Our study contributes to the knowledge base of the epidemiology of HPV disease in the population in different regions. Better understanding of the variations and trends in genital HPV disease by the different regions of the world can provide important clues to aetiology and prevention efforts. Further, such data can be useful for public health decision making by providing a baseline for prevaccination status and a basis for assessing the potential burden of genital HPV that can be prevented by vaccination programmes.
The prevalence of self-reported genital wart diagnosis in Baltic countries was lower than those reported from comparable studies from Western European countries.
This difference may reflect regional differences in sexual behaviour.
The difference may also reflect differences in public awareness and/or the specialty of physicians making the diagnosis, as well as differences in healthcare systems.
The authors thank Iveta Pudule, the head of the Latvian Public Health Association for her consultancy in data collection in Latvia.
Abstract in Estonian
This web only file has been produced by the BMJ Publishing Group from an electronic file supplied by the author(s) and has not been edited for content.
Files in this Data Supplement:
- Abstract in Estonian - Online abstract
This web only file has been produced by the BMJ Publishing Group from an electronic file supplied by the author(s) and has not been edited for content.
Files in this Data Supplement:
- Data supplement 1 - Online figure
Handling editor Jackie A Cassell
Contributors AU, RR and MN designed the study and RR, AK, DR, ZL and ZP organised and secured the data collection, data entry. AU and RR planned the analysis; RR organised the data for analysis and conducted the statistical analysis.

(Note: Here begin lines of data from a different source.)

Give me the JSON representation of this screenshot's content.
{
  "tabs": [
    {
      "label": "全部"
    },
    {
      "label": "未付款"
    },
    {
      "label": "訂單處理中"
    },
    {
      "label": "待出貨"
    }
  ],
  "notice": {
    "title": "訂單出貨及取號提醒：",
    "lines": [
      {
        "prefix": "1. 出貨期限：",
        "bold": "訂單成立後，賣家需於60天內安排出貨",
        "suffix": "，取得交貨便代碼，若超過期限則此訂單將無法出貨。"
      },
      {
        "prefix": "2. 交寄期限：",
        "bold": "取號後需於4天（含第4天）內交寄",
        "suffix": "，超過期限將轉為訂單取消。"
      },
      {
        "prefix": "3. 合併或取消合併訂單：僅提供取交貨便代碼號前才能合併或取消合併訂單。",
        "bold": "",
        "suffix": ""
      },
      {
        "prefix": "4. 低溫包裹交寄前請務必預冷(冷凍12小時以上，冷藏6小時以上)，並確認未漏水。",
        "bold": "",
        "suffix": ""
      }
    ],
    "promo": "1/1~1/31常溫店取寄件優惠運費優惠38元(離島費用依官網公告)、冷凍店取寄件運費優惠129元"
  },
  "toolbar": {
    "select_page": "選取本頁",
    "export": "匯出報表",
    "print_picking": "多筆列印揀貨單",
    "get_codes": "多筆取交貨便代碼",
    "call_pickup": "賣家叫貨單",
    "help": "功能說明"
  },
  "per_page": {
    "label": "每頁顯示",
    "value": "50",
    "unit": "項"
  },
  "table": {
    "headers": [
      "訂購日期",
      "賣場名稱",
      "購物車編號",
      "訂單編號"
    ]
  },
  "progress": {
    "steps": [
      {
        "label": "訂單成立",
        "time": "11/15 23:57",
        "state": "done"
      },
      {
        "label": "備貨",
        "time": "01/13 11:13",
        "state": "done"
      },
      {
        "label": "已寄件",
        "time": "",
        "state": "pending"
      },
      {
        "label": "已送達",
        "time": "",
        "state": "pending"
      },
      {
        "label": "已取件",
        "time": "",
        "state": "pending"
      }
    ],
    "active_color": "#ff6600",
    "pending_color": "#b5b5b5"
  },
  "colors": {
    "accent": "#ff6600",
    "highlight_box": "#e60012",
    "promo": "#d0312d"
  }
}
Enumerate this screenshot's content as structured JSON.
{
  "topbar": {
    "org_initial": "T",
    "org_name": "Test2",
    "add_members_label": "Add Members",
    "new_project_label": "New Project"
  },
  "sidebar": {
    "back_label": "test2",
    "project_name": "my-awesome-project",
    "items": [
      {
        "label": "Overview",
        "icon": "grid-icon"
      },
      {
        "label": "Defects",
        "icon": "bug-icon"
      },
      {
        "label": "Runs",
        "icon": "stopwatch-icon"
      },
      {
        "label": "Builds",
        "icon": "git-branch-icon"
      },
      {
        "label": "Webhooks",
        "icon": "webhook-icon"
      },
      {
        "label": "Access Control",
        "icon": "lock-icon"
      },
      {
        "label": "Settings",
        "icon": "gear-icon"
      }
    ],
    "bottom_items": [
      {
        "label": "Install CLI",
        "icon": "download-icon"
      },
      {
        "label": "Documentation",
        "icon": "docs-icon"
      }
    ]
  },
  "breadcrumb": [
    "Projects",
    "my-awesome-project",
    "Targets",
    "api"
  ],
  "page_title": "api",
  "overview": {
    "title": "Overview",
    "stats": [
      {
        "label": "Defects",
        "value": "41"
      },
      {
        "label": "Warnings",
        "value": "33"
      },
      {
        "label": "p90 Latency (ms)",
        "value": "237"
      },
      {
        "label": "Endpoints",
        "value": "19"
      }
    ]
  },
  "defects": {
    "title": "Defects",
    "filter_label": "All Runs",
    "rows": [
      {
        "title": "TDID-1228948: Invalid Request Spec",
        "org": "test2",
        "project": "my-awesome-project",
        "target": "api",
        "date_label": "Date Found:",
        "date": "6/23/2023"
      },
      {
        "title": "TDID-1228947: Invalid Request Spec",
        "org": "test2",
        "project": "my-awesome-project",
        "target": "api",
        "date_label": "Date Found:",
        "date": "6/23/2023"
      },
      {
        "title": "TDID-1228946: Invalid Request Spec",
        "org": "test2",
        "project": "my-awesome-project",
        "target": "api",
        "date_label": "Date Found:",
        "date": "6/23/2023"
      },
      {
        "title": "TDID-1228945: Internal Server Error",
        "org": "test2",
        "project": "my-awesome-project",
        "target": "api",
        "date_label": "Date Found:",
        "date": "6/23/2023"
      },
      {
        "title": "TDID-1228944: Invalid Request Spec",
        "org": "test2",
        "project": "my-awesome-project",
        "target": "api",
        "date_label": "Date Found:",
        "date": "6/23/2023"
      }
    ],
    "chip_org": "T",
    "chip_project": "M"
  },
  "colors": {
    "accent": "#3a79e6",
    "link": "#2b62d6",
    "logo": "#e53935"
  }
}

AU wrote the first draft of the manuscript. All authors contributed to revising the manuscript and have approved the final manuscript.
Funding This study was funded by the Investigator initiated programme MISP #38078 from Merck. MN has received, through the affiliating institute, a research grant from MSD Norway.
Competing interests None
Patient consent Obtained.
Ethics approval The necessary ethical approval was secured prior to the initiation of the studies in each country (Estonia: Research Ethics Committee of the University of Tartu; Latvia: Central Medical Ethics Committee of Latvia (under the Ministry of Health); Lithuania: Kaunas Regional Biomedical Research Ethics Committee 2012-05-14, 2013-01-07).
Provenance and peer review Not commissioned; externally peer reviewed.